Editorial: To Compete, We Must Produce Innovators
Steve Wozniak may not have the cult following as his Apple co-founder Steve Jobs, but he nonetheless embodies the spirit of innovation and lifelong learning that is critical for Indonesia if it hopes to fulfill its dream of being a top 10 economy in the world in the next 50 years.
On just about every count where it matters the most, Indonesia today lags behind the other giant emerging nations such as China, India and Brazil. In producing engineers and scientists, Indonesia is far behind its counterparts. In terms of investing in research and development, it spends a fraction of the amount that the other nations spend.
In Jakarta to deliver a speech on innovation, Wozniak emphasized the need for learning over and above what is taught in school. “During my early university years, I bought all the computer books I could, read them ahead of the class and taught myself really quickly,” he said.
He added that it was more important to educate youngsters to want to learn rather than give them content and knowledge. The government and especially the Ministry of Education must take heed of his words as we must shift the focus of our education system to one that promotes critical thinking if we are to produce people who can lead in innovation.
China today has 800,000 PhDs. India has 650,000, the majority of them in science and engineering. Indonesia, based on its population, should have 160,000 PhDs, but in reality we only have 30,000, 80 percent in economics, law or religion.
We cannot continue to rely on our natural resources to drive economic growth in the future. We must invest in research and development today if we are to produce technologically advanced products tomorrow.
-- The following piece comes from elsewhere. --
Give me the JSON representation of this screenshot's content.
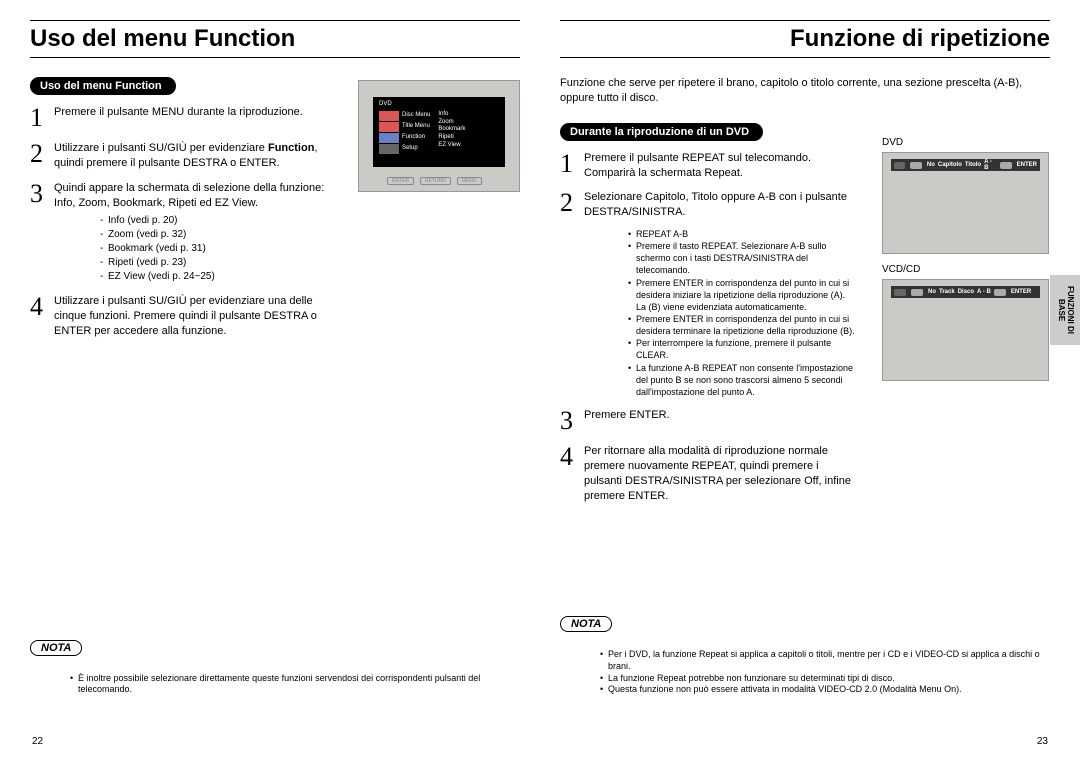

We must develop our own answers to Steve Jobs and Steve Wozniak if we are to compete with the more advanced nations on an equal footing.